Regulators are proposing reforms to corporate governance guidelines for federally regulated financial institutions, designed to reflect the changes to governance practices since the financial crisis.

The Office of the Superintendent of Financial Institutions (OSFI) Tuesday released a draft revised version of its 2004 guideline on Corporate Governance of Federally Regulated Financial Institutions.

OSFI notes that governance practices have evolved significantly in recent years, with regulators, international standard setters, and others, setting out evolving industry best practices.

“As a result, OSFI believes the time has come to update its own guidance in this area to incorporate the changes that have taken place over the last 10 years,” it says, noting that the proposed changes reflect OSFI’s experience and observations as well as developments in international standards.
OSFI says that the main objectives of the revised guideline are to: ensure that financial institutions have prudent corporate governance practices and procedures that contribute to their safety and soundness; promote industry best practices; and, address international standards, among other things.

The proposed reforms include refinements in the areas of board effectiveness, including composition and competencies; risk governance, including risk appetite and the role of the chief risk officer; and the role of the audit committee.
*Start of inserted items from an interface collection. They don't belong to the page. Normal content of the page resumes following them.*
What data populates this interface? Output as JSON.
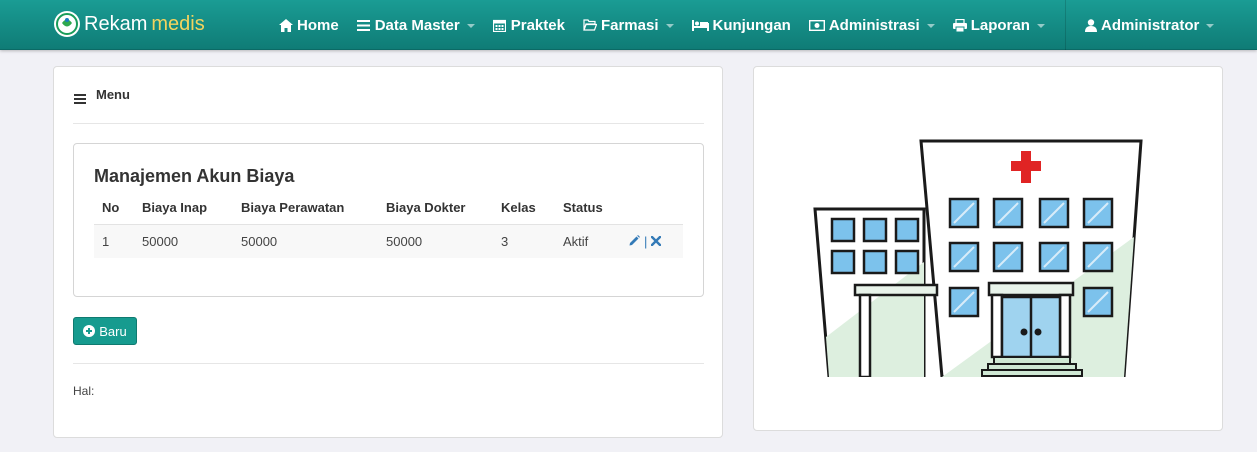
{
  "brand": {
    "name_part1": "Rekam",
    "name_part2": "medis"
  },
  "nav": [
    {
      "label": "Home",
      "icon": "home-icon"
    },
    {
      "label": "Data Master",
      "icon": "list-icon",
      "dropdown": true
    },
    {
      "label": "Praktek",
      "icon": "calendar-icon"
    },
    {
      "label": "Farmasi",
      "icon": "folder-icon",
      "dropdown": true
    },
    {
      "label": "Kunjungan",
      "icon": "bed-icon"
    },
    {
      "label": "Administrasi",
      "icon": "money-icon",
      "dropdown": true
    },
    {
      "label": "Laporan",
      "icon": "print-icon",
      "dropdown": true
    }
  ],
  "user": {
    "label": "Administrator",
    "icon": "user-icon"
  },
  "menu": {
    "title": "Menu"
  },
  "card": {
    "title": "Manajemen Akun Biaya",
    "columns": [
      "No",
      "Biaya Inap",
      "Biaya Perawatan",
      "Biaya Dokter",
      "Kelas",
      "Status"
    ],
    "rows": [
      {
        "no": "1",
        "inap": "50000",
        "perawatan": "50000",
        "dokter": "50000",
        "kelas": "3",
        "status": "Aktif"
      }
    ],
    "action_separator": "|"
  },
  "buttons": {
    "new_label": "Baru"
  },
  "footer": {
    "page_label": "Hal:"
  },
  "colors": {
    "navbar": "#139089",
    "accent": "#169b8f",
    "brand_highlight": "#f4d35e",
    "action_icon": "#337ab7"
  }
}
Comments on the proposed changes are due by September 14, and OSFI aims to finalize the guidance by the end of the year.